Yesterday, my colleague and friend, Acree, published a markedly incendiary column regarding the issue of smoking in restaurants and bars. Her column, entitled “Smoky Bars Are NOT That Gross; You’re Just Really Whiny”, made the argument that “getting smoke all over you at a dive bar or a show venue is just part of the experience” and “the main reason you have the attitude of smoking as ‘disgusting’ is because you’re a product of years of anti-smoking marketing campaigns”.
Today, I would like to offer my gracious rebuttal:
NewRaleigh.com doesn’t have the server space for me to list all my reasons for this view, so I’ll simply lay out a few main ones.
Reason one: A commenter on Acree’s column, Michael, hit the nail on the head when he remarked, “I think it’s the deadly chemicals in your lungs part, not the stinky smoke in your hair part, that most reasonable people are concerned about.” Bingo, Michael. The idea that in order to have a drink at a bar, I must subject myself to the inhalation of carcinogens is quite insane. It’s precisely for this reason that for the past year or so I’ve simply stopped going to bars or restaurants where I’m forced to do this. And to all the smoker-friendly bars, for what it’s worth, that’s one customer who isn’t coming through your doors. I doubt I’m the only one.
Yes, yes, I can already hear you, smokers… “Ben, nobody’s FORCING you to go there [wheeze]. Nobody’s holding a gun to your head and saying you HAVE to go to a bar [phlegmy cough],” (Emphysema added). To you I say two things: first, you stink. Second, you’re absolutely right, no one’s forcing me to go to a smoke-filled bar. The problem, however, is twofold. The persons who work at these bars are equally subject to the poisons in the air. Sure, no one is technically forcing them to work there, but for some, especially in this economy, restaurant work is all that’s available. It is simply an unfair argument. The same weak argument could be made about workers in unsafe factories or carcinogen-soaked farms. No one is ever forced to take a job working in an unsafe environment, but I hear much fewer arguments like this when it comes to farmworkers whose babies are born with deformities due to poisonous pesticide exposure. Second, I wholeheartedly disagree that my right to enjoy a beer with on a Friday night should be hindered by the risk of deadly disease. Just as the claim can be made that smokers have the right to smoke, so made can be the claim that everyone else has the right not to smoke. Thing is, when someone inside is smoking, the non-smokers have no choice but to smoke as well.
Reason two: Acree claims that “getting smoke all over you at a dive bar or a show venue is just part of the experience, and smelling it in your hair the day after, while you walk weary-eyed into the workplace, is no worse than not being able to wash that entrance stamp off the back of your hand.” And I agree that it is part of the experience.

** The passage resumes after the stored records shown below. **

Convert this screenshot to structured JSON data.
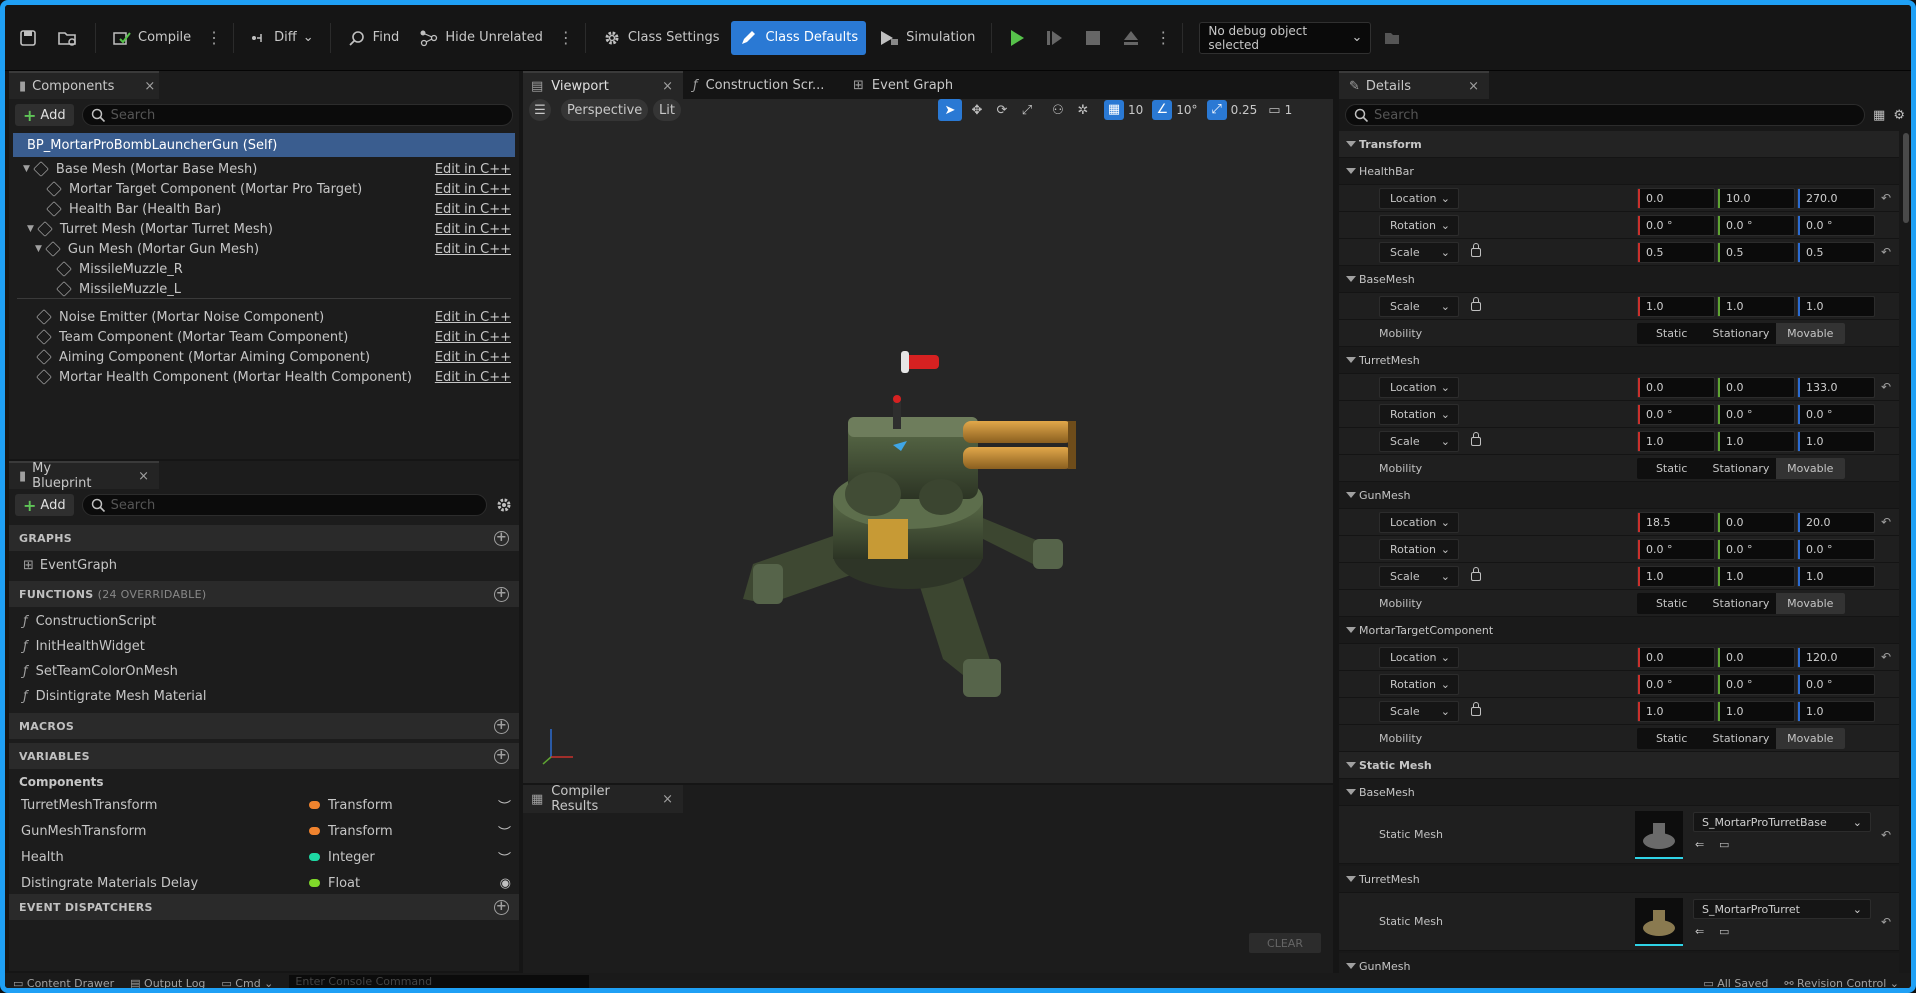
{
  "toolbar": {
    "compile": "Compile",
    "diff": "Diff",
    "find": "Find",
    "hide_unrelated": "Hide Unrelated",
    "class_settings": "Class Settings",
    "class_defaults": "Class Defaults",
    "simulation": "Simulation",
    "debug_object": "No debug object selected"
  },
  "components": {
    "tab": "Components",
    "add": "Add",
    "search_placeholder": "Search",
    "root": "BP_MortarProBombLauncherGun (Self)",
    "edit_label": "Edit in C++",
    "items": [
      {
        "label": "Base Mesh (Mortar Base Mesh)",
        "edit": true
      },
      {
        "label": "Mortar Target Component (Mortar Pro Target)",
        "edit": true
      },
      {
        "label": "Health Bar (Health Bar)",
        "edit": true
      },
      {
        "label": "Turret Mesh (Mortar Turret Mesh)",
        "edit": true
      },
      {
        "label": "Gun Mesh (Mortar Gun Mesh)",
        "edit": true
      },
      {
        "label": "MissileMuzzle_R",
        "edit": false
      },
      {
        "label": "MissileMuzzle_L",
        "edit": false
      },
      {
        "label": "Noise Emitter (Mortar Noise Component)",
        "edit": true
      },
      {
        "label": "Team Component (Mortar Team Component)",
        "edit": true
      },
      {
        "label": "Aiming Component (Mortar Aiming Component)",
        "edit": true
      },
      {
        "label": "Mortar Health Component (Mortar Health Component)",
        "edit": true
      }
    ]
  },
  "blueprint": {
    "tab": "My Blueprint",
    "add": "Add",
    "search_placeholder": "Search",
    "graphs_header": "GRAPHS",
    "event_graph": "EventGraph",
    "functions_header": "FUNCTIONS",
    "functions_count": "(24 OVERRIDABLE)",
    "functions": [
      "ConstructionScript",
      "InitHealthWidget",
      "SetTeamColorOnMesh",
      "Disintigrate Mesh Material"
    ],
    "macros_header": "MACROS",
    "variables_header": "VARIABLES",
    "components_sub": "Components",
    "variables": [
      {
        "name": "TurretMeshTransform",
        "type": "Transform",
        "color": "#f0832e"
      },
      {
        "name": "GunMeshTransform",
        "type": "Transform",
        "color": "#f0832e"
      },
      {
        "name": "Health",
        "type": "Integer",
        "color": "#1ed9a4"
      },
      {
        "name": "Distingrate Materials Delay",
        "type": "Float",
        "color": "#7fd82a"
      }
    ],
    "dispatchers_header": "EVENT DISPATCHERS"
  },
  "tabs": {
    "viewport": "Viewport",
    "construction": "Construction Scr...",
    "event_graph": "Event Graph"
  },
  "viewport": {
    "perspective": "Perspective",
    "lit": "Lit",
    "grid_snap": "10",
    "angle_snap": "10°",
    "scale_snap": "0.25",
    "camera_speed": "1"
  },
  "compiler": {
    "tab": "Compiler Results",
    "clear": "CLEAR"
  },
  "details": {
    "tab": "Details",
    "search_placeholder": "Search",
    "transform_header": "Transform",
    "static_mesh_header": "Static Mesh",
    "mobility_label": "Mobility",
    "mobility_opts": [
      "Static",
      "Stationary",
      "Movable"
    ],
    "location": "Location",
    "rotation": "Rotation",
    "scale": "Scale",
    "static_mesh_label": "Static Mesh",
    "healthbar": {
      "name": "HealthBar",
      "loc": [
        "0.0",
        "10.0",
        "270.0"
      ],
      "rot": [
        "0.0 °",
        "0.0 °",
        "0.0 °"
      ],
      "scale": [
        "0.5",
        "0.5",
        "0.5"
      ]
    },
    "basemesh": {
      "name": "BaseMesh",
      "scale": [
        "1.0",
        "1.0",
        "1.0"
      ]
    },
    "turretmesh": {
      "name": "TurretMesh",
      "loc": [
        "0.0",
        "0.0",
        "133.0"
      ],
      "rot": [
        "0.0 °",
        "0.0 °",
        "0.0 °"
      ],
      "scale": [
        "1.0",
        "1.0",
        "1.0"
      ]
    },
    "gunmesh": {
      "name": "GunMesh",
      "loc": [
        "18.5",
        "0.0",
        "20.0"
      ],
      "rot": [
        "0.0 °",
        "0.0 °",
        "0.0 °"
      ],
      "scale": [
        "1.0",
        "1.0",
        "1.0"
      ]
    },
    "target": {
      "name": "MortarTargetComponent",
      "loc": [
        "0.0",
        "0.0",
        "120.0"
      ],
      "rot": [
        "0.0 °",
        "0.0 °",
        "0.0 °"
      ],
      "scale": [
        "1.0",
        "1.0",
        "1.0"
      ]
    },
    "sm_base": {
      "name": "BaseMesh",
      "asset": "S_MortarProTurretBase"
    },
    "sm_turret": {
      "name": "TurretMesh",
      "asset": "S_MortarProTurret"
    },
    "sm_gun": {
      "name": "GunMesh"
    }
  },
  "status": {
    "content_drawer": "Content Drawer",
    "output_log": "Output Log",
    "cmd": "Cmd",
    "console_placeholder": "Enter Console Command",
    "all_saved": "All Saved",
    "revision_control": "Revision Control"
  }
}
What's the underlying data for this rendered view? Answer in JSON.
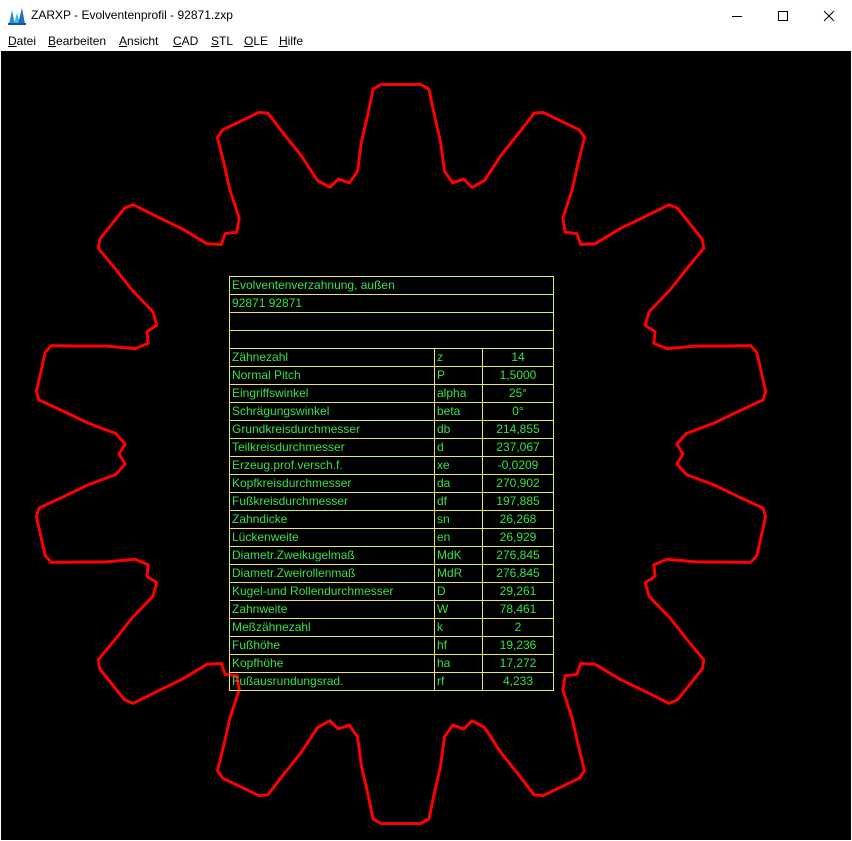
{
  "window": {
    "title": "ZARXP - Evolventenprofil  -  92871.zxp",
    "icon": "zarxp-app-icon",
    "controls": [
      "minimize-icon",
      "maximize-icon",
      "close-icon"
    ]
  },
  "menu": [
    {
      "mnemonic": "D",
      "rest": "atei"
    },
    {
      "mnemonic": "B",
      "rest": "earbeiten"
    },
    {
      "mnemonic": "A",
      "rest": "nsicht"
    },
    {
      "mnemonic": "C",
      "rest": "AD"
    },
    {
      "mnemonic": "S",
      "rest": "TL"
    },
    {
      "mnemonic": "O",
      "rest": "LE"
    },
    {
      "mnemonic": "H",
      "rest": "ilfe"
    }
  ],
  "colors": {
    "canvas_background": "#000000",
    "gear_outline": "#ff0000",
    "table_text": "#36e24a",
    "table_grid": "#e8e85a"
  },
  "gear": {
    "teeth": 14
  },
  "table": {
    "header": [
      "Evolventenverzahnung, außen",
      "92871 92871",
      "",
      ""
    ],
    "rows": [
      {
        "name": "Zähnezahl",
        "symbol": "z",
        "value": "14"
      },
      {
        "name": "Normal Pitch",
        "symbol": "P",
        "value": "1,5000"
      },
      {
        "name": "Eingriffswinkel",
        "symbol": "alpha",
        "value": "25°"
      },
      {
        "name": "Schrägungswinkel",
        "symbol": "beta",
        "value": "0°"
      },
      {
        "name": "Grundkreisdurchmesser",
        "symbol": "db",
        "value": "214,855"
      },
      {
        "name": "Teilkreisdurchmesser",
        "symbol": "d",
        "value": "237,067"
      },
      {
        "name": "Erzeug.prof.versch.f.",
        "symbol": "xe",
        "value": "-0,0209"
      },
      {
        "name": "Kopfkreisdurchmesser",
        "symbol": "da",
        "value": "270,902"
      },
      {
        "name": "Fußkreisdurchmesser",
        "symbol": "df",
        "value": "197,885"
      },
      {
        "name": "Zahndicke",
        "symbol": "sn",
        "value": "26,268"
      },
      {
        "name": "Lückenweite",
        "symbol": "en",
        "value": "26,929"
      },
      {
        "name": "Diametr.Zweikugelmaß",
        "symbol": "MdK",
        "value": "276,845"
      },
      {
        "name": "Diametr.Zweirollenmaß",
        "symbol": "MdR",
        "value": "276,845"
      },
      {
        "name": "Kugel-und Rollendurchmesser",
        "symbol": "D",
        "value": "29,261"
      },
      {
        "name": "Zahnweite",
        "symbol": "W",
        "value": "78,461"
      },
      {
        "name": "Meßzähnezahl",
        "symbol": "k",
        "value": "2"
      },
      {
        "name": "Fußhöhe",
        "symbol": "hf",
        "value": "19,236"
      },
      {
        "name": "Kopfhöhe",
        "symbol": "ha",
        "value": "17,272"
      },
      {
        "name": "Fußausrundungsrad.",
        "symbol": "rf",
        "value": "4,233"
      }
    ]
  }
}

A disgusting, frustrating, and off-putting part of the experience. But in addition to being vomitous, that stale-nicotine smell clinging to your hair when you get home is actually also quite dangerous. According to a January article in the New York Times, this so called third-hand smoke “includes heavy metals, carcinogens and even radioactive materials”. Radioactive materials. That, for those of you who don’t know, is what happens after an atomic bomb explodes. Radioactive materials. This means that even if I spend only a few minutes at a smoky bar, the danger to my health does not end when I walk out the door. It follows me home.
Reason three: Really, it comes down to individual rights, to which I alluded in reason one. My understanding is that in this country, our understanding of “freedom” is this: we are each entitled to the right to do whatever we choose until our actions infringe on other’s rights to do the same. For this reason, we outlaw certain things such as murder or assault. I do not have the right to kill another citizen because it ultimately will prevent them from enjoying their own rights. Now I’m not quite saying that smoking in a bar is equal to murder (though the argument could plausibly be made). I’m simply saying that a person’s right to smoke in public infringes on their neighbor’s right to not smoke. This is where the line should be drawn. Frankly, I would be more comfortable with a person injecting heroin or snorting cocaine while sitting at the bar stool next to me because in this case, I would have the opportunity to exercise my right to not ingest harmful chemicals. I believe that I should have the same entitlement claimed by zealous smokers to enjoy an evening at a bar. As it stands now, I don’t.
So, to the smokers… kindly get out of my face and smoke somewhere else.
And to my good friend Acree, you might want to rethink your argument, for if you continue to be a second-hand smoker, it may turn out that the only whining noises you hear will be coming from your tar-marinated lungs.